[Start of Attachment]

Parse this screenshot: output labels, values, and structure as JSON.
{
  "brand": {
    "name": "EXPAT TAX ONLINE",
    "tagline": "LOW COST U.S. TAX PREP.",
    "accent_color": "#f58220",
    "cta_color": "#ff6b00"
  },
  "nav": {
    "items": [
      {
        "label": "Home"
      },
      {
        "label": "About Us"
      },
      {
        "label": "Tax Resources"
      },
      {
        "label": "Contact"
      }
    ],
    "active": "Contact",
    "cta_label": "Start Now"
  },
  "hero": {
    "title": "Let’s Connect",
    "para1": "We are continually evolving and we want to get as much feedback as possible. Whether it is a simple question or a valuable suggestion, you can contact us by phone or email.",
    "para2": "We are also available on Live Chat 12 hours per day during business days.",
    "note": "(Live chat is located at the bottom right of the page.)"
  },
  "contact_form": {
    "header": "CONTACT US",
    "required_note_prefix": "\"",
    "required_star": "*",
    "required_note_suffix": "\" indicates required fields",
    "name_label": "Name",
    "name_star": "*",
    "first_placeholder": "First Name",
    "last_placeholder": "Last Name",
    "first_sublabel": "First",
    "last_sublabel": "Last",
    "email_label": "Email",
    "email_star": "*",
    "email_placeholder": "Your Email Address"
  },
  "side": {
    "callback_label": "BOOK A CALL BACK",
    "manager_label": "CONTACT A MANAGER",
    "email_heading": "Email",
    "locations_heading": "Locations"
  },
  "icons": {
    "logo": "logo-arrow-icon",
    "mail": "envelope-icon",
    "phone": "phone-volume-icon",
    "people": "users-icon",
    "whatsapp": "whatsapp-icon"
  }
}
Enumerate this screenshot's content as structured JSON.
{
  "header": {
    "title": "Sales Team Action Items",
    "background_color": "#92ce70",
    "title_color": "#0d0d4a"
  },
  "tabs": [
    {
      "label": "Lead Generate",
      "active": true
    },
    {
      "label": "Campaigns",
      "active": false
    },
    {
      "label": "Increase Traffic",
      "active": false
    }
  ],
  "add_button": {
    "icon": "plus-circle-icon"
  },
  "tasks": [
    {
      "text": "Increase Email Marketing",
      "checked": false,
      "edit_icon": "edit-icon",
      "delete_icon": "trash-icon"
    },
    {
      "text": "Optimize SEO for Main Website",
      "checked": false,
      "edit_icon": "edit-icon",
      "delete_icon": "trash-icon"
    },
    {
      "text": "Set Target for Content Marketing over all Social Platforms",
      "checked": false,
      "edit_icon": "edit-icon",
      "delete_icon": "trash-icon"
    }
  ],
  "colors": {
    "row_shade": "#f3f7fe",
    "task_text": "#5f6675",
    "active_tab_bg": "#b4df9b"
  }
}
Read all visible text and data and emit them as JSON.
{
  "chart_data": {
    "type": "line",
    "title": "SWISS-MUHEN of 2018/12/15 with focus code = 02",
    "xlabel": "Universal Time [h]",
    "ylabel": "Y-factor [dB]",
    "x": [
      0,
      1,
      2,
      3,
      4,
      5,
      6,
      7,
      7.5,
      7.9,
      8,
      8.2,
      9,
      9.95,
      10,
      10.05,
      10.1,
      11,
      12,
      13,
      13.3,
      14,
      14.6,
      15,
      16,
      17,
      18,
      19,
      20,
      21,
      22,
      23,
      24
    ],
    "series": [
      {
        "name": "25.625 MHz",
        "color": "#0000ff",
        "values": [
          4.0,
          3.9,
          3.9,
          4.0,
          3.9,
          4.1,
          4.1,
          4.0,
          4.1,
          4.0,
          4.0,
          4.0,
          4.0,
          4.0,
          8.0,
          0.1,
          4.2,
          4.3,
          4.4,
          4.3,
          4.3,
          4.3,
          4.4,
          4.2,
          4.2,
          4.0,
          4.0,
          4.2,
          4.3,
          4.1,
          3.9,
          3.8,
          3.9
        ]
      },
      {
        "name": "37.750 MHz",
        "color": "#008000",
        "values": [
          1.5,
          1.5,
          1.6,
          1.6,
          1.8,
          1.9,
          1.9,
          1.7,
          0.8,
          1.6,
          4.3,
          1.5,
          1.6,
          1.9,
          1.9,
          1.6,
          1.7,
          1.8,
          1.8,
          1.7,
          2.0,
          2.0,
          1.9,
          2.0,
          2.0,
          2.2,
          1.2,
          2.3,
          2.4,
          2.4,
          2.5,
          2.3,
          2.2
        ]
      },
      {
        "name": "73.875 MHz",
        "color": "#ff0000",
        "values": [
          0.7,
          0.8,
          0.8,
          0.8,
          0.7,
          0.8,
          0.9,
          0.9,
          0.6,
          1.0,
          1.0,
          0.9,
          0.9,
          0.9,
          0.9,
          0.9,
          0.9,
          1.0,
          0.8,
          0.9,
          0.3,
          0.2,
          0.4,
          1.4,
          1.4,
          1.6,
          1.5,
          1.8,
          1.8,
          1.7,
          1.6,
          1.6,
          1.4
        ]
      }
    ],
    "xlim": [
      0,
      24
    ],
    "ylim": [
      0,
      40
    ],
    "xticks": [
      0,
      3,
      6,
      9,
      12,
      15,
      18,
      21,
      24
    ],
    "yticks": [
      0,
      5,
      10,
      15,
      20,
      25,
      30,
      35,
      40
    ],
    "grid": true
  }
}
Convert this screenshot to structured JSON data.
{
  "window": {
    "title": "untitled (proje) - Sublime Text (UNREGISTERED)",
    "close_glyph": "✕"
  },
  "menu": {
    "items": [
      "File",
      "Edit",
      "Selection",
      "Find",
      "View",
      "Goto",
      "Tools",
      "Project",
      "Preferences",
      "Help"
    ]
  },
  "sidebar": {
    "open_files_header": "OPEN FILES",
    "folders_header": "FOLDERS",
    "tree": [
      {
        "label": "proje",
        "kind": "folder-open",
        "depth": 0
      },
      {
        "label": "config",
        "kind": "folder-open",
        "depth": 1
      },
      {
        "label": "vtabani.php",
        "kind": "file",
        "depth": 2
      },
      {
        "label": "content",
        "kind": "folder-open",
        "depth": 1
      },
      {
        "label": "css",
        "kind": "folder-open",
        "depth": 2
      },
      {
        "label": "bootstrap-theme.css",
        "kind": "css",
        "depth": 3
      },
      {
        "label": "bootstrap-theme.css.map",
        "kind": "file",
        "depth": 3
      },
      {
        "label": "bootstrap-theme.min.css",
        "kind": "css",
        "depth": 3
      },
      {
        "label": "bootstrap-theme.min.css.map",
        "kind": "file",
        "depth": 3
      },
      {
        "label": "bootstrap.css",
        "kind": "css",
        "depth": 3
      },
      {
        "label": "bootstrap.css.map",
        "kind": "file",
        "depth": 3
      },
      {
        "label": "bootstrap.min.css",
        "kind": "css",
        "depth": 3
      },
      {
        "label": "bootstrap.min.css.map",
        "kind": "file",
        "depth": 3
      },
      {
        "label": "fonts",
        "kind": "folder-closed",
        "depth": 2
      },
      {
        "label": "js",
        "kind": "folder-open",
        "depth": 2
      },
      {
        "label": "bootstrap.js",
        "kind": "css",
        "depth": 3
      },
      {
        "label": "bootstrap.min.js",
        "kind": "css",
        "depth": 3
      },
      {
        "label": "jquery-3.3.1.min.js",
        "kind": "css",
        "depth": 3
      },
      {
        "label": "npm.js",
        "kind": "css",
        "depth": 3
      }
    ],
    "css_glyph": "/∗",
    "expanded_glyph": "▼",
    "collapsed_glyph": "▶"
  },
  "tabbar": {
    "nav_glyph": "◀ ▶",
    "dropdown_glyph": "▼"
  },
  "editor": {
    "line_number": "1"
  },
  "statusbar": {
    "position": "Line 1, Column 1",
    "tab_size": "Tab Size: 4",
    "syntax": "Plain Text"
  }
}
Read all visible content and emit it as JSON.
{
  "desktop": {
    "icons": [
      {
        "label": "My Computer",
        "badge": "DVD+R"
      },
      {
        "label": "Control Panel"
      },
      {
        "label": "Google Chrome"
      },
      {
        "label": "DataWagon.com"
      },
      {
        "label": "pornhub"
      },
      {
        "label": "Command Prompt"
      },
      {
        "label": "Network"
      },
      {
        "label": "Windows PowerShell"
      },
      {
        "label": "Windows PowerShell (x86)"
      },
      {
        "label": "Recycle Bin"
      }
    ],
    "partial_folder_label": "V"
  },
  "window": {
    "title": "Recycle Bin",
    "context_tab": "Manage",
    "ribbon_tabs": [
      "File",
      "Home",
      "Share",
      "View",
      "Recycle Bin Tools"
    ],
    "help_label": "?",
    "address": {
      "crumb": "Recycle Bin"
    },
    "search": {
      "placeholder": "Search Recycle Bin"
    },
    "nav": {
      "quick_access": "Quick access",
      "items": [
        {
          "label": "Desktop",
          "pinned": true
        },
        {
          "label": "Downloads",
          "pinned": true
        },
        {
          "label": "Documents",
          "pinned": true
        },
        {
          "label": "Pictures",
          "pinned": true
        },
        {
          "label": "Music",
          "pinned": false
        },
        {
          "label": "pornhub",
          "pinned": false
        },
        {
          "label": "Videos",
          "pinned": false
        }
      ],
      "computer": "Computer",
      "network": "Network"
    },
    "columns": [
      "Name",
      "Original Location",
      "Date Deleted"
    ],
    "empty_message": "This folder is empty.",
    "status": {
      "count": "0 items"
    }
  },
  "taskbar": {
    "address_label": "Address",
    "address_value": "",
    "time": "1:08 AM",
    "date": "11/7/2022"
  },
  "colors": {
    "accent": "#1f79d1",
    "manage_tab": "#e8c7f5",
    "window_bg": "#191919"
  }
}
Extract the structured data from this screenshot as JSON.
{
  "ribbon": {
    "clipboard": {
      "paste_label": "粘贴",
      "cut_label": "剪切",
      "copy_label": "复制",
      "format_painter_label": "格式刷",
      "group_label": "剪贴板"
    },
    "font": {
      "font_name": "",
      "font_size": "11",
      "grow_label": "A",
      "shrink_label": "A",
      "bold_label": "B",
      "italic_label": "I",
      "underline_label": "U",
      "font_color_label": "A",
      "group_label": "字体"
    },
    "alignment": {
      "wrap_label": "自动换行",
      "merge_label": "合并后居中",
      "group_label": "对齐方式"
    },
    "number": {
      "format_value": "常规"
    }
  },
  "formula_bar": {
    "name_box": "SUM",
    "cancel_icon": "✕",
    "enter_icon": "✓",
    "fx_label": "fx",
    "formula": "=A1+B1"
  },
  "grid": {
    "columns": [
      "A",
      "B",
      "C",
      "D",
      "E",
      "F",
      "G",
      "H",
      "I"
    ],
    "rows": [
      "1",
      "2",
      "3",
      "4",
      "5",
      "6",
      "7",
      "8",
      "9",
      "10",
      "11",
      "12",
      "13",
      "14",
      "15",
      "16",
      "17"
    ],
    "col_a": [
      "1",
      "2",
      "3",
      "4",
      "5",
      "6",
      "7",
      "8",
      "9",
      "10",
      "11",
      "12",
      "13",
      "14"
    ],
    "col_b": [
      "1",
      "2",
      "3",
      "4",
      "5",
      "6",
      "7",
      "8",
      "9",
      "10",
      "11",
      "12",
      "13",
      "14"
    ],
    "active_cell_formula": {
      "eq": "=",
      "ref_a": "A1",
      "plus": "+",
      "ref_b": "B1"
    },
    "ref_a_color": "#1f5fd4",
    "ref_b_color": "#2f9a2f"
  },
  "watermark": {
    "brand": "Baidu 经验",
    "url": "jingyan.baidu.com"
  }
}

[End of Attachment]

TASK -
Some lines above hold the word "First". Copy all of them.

ANSWER SECTION -
    "first_placeholder": "First Name",
    "first_sublabel": "First",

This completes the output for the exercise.